Upon closer inspection the thalamus will be seen to con sist of several smaller masses, more or less similar in shape to that of the caudate nucleus. The anterior extremities of these masses, composing the thalamus, are large, and their posterior portions taper into tracts, which pass backwards around the genu of the internal capsule. These bodies are, from within outwards: first, a small body situated at the side of the posterior extremity of the third ventricle, between the pineal gland and the posterior extremity of the thalamus, and connected with the anterior pillar of the pineal gland, called the pison (pea). This body has no posterior exten sion. Second, a fusiform body, beginning in front by a pointed extremity above the middle commissure, and rapidly enlarging forms a prominence upon the posterior portion of the thalamus, after which it gradually contracts and is continuous with the external geniculate body and the superior division of the optic tract. This body is called the pulvinar
and is probably the visual centre of the thalamus. Third, a prominence upon the anterior extremity of the thalamus, in front of the apex of the pulvinar, behind the anterior pillars of the fornix and above the foramen Monro, called the tuber culum of the thalamus. Extending backward and slightly outward from this tubercle is a tract of white fibres which follows the groove, before mentioned, on the upper sur face of the thalamus as far as the genu of the internal cap sule, among the fibres of which it is lost. The tuberculum thalami is supposed to be the basal centre of taste and smell. Fourth, external to the tuberculum and the tract just de scribed, and more distinctly seen if the latter is removed, is the largest body composing the thalamus.

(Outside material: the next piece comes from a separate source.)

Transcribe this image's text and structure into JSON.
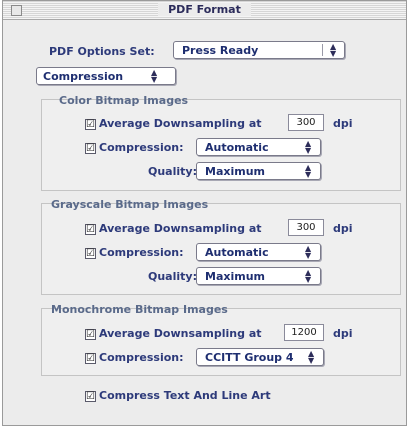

It is broad in the centre, pointed at each extremity, fusiform in shape, reaching across the upper surface of the internal capsule, and separ ated from the caudate nucleus by the tnia semicircularis. This body is supposed to be the thalamic centre of common sensation. Fifth, underneath the central part of the thala mus, and imbedded in the teginentum of the crus cerebri, is a round body, somewhat larger than a pea, called the sub thalmic ganglion, or red nucleus. This body does not prop erly belong to the thalamus, but is closely associated with it. It is the termination of the anterior extremity of the processus, or superior peduucle of the cerebellum, and from it are distributed fibres which pass to the bodies composing the thalamus under which it lies. The red nucleus is in relation externally with the fillet, and internally with the continuation of the gray matter which surrounds the iter and lines the wall of the third ventricle.